Monday, July 29, 2013
There's no better place to beat the heat on a hot summer day than in a dark cool cave. Crystal Cave, located in rural Berks county, Pennsylvania, draws more customers than any other cave in the "Keystone State." In fact it's regarded as the most popular natural attraction in the state. Since May of 1872 the cave has attracted millions of visitors. It was not only the first show cave to open in the state, but is also one of the earliest tourist attractions to operate in Pennsylvania. Astoundingly the cave had only been discovered slightly more than 6 months before becoming an attraction.
In November of 1871, William Merkel and assistant John Gehret were blasting for limestone to be used on the Merkel farm.
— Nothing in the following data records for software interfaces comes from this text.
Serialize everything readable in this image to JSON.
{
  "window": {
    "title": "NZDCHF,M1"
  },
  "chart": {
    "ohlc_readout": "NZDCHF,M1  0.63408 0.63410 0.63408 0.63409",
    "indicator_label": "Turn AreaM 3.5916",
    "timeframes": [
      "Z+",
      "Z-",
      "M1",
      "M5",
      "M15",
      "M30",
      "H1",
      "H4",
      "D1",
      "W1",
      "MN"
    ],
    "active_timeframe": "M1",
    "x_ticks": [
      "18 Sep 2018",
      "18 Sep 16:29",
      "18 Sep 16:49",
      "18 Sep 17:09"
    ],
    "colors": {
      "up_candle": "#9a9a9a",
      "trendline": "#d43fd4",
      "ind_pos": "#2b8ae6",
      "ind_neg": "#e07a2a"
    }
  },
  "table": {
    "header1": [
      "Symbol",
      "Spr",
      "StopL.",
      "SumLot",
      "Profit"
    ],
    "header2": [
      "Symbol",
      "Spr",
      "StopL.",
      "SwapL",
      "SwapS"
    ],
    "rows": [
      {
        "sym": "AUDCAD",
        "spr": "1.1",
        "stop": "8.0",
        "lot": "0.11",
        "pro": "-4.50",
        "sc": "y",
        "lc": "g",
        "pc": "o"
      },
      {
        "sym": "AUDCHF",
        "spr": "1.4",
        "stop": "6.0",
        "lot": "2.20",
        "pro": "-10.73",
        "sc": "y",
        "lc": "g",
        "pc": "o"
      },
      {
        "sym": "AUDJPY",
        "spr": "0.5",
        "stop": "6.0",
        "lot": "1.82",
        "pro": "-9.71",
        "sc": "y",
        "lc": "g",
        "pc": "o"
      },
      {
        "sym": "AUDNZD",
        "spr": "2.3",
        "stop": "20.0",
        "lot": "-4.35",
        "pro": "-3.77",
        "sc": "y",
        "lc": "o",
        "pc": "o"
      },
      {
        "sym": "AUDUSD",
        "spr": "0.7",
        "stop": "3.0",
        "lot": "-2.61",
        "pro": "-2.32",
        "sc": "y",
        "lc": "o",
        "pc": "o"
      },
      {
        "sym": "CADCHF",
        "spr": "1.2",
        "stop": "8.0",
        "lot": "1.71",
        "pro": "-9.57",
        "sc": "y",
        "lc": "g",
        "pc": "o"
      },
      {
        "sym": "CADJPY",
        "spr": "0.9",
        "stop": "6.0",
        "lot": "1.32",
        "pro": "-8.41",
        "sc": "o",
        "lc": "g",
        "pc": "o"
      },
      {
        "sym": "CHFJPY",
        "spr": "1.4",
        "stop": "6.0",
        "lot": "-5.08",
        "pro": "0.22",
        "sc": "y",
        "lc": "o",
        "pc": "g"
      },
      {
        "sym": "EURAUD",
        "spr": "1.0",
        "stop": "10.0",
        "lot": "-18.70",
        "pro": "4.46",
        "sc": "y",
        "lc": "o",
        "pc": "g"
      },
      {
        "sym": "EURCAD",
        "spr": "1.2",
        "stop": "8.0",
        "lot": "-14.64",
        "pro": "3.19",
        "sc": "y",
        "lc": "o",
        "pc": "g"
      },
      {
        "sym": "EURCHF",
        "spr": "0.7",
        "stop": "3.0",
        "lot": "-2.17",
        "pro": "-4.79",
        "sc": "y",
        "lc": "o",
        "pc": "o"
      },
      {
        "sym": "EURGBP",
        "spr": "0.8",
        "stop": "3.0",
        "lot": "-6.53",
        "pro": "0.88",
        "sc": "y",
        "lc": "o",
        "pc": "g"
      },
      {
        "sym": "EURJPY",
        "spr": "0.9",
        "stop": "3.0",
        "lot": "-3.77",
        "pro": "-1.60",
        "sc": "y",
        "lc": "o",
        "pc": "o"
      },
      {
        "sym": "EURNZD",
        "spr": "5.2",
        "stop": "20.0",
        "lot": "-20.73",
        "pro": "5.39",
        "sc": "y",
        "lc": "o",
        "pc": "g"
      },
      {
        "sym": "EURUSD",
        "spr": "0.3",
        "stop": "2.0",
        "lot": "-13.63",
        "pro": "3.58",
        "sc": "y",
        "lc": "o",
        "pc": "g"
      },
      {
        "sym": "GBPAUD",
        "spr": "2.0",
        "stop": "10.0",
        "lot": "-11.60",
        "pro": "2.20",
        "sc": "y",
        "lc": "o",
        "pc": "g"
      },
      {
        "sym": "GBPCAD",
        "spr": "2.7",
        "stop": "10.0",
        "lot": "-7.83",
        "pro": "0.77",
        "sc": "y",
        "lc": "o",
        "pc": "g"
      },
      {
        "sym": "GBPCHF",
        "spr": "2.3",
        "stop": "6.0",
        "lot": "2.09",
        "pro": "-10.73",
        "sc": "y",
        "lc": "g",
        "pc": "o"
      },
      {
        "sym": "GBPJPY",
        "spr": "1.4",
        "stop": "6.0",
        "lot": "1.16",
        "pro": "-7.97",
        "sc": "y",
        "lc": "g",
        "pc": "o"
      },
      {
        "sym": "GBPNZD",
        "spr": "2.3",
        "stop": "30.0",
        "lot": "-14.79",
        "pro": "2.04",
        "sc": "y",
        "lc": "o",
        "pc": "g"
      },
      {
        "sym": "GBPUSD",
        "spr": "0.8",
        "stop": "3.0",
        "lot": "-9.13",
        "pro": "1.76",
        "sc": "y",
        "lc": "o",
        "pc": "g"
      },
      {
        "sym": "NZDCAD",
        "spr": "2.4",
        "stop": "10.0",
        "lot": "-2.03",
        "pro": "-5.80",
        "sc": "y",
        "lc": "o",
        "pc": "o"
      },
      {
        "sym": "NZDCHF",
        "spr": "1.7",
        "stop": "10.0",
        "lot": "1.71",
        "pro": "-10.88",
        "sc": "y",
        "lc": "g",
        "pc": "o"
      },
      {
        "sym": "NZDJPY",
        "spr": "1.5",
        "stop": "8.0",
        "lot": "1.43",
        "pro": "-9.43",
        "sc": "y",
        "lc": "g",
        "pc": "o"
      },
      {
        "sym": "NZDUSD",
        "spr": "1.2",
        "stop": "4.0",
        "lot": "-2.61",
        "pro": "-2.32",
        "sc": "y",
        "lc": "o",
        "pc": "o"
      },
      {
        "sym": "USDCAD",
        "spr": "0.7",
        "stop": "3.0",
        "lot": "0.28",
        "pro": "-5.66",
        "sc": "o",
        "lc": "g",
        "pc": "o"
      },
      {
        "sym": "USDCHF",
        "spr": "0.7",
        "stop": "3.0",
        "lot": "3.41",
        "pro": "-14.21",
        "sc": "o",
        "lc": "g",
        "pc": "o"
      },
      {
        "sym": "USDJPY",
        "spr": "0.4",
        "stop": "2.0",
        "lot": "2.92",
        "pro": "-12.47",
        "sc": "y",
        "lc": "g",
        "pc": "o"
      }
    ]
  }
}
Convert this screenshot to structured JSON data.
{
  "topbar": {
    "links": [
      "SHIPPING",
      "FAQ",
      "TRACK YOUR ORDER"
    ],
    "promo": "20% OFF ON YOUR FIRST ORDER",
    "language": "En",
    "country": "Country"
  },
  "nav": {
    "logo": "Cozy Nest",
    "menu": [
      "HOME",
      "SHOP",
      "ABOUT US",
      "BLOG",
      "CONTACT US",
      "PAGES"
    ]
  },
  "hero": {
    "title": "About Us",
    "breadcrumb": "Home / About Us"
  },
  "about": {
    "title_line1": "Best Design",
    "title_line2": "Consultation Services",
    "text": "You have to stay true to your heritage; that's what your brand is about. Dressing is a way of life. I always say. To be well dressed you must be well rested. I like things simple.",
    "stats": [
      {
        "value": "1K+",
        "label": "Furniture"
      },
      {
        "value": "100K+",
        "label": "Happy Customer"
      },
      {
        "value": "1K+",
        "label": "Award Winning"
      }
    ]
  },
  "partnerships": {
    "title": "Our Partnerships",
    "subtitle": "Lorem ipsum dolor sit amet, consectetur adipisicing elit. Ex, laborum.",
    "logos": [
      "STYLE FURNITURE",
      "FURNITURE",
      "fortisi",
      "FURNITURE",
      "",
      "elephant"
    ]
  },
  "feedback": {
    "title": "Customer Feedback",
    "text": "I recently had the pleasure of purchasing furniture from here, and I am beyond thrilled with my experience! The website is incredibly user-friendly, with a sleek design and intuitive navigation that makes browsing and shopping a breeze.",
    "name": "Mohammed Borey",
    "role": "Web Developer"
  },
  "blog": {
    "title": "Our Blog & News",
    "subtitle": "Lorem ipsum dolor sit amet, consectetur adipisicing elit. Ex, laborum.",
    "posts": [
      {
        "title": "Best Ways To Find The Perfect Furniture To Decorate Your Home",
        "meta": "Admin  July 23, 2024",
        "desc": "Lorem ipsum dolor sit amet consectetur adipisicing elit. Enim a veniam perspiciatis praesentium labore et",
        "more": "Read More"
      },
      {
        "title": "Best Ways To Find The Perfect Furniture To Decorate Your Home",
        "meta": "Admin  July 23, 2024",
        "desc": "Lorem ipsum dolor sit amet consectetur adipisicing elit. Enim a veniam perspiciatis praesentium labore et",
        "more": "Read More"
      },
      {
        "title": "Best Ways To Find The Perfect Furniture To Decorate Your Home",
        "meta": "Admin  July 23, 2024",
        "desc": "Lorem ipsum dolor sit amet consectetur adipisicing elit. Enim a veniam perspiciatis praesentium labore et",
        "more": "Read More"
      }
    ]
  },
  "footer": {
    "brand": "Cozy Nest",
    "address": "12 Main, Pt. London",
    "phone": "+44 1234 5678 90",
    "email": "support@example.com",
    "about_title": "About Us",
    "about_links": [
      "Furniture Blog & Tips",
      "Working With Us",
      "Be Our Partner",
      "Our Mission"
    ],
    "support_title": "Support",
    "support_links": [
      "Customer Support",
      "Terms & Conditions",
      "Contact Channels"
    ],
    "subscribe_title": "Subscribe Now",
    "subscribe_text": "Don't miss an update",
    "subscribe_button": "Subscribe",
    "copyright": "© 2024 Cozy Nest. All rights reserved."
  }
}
The two men however made a more remarkable discovery. The two men stumbled upon a small opening in the side of a hill near the Merkel farmhouse. Digging away the exposed dirt, the men made an opening large enough to peak their curiosities. Once inside the cavernous hole the men discovered blackness.
Encouraged, and with word quickly spreading about their unusual find, the men quickly made plans to follow up with the proper equipment. A few days later John Gehret along with some daring neighbors returned outfitted with lanterns, ropes, torches, and ladders. What they discovered had astonished them. Resting on a farm in rural Kutztown was a cavern dating back millions of years.
A few weeks later another group of explorers went back to explore more of the cave. While inside they became fixated upon the diamond-like crystals that had adorned the inside walls of this mountain. Flabbergasted by their extraordinary discovery the men quickly had these crystals examined by an expert jeweler. Only to be disappointed that they hadn't discovered diamonds. However discouragement didn't last long, as the men had learned the size and depth of their discovery. The cavern became known as the "Crystal Cave."
As word spread about the cave's discovery, so did the interest in seeing it. Within months the cave had been visited by dozens of unknowing neighbors who were quietly putting the natural formations in quick danger. A local neighbor who had a passion for Native American artifact collecting as well as geology purchased the property from the Merkels and immediately placed wooden planks over the caves opening.
Almost instantaneously after receiving the property Samuel Kohler began plans for a cave tour. Laying wooden stairs with railings, as well as boardwalks along the inside. He then began to give structures within the cave names. Choosing animals that the formations often resembled. Using candles and laterns to illuminate the interior of the cave. Mr. Kohler soon began his tours.
On May 25th 1872 the Grand Illumination of Crystal Cave occurred. Admission was twenty-five cents. From that point on the cave became one of Pennsylvania's first tourist attractions. And has remained relatively unchanged since then...well except the price.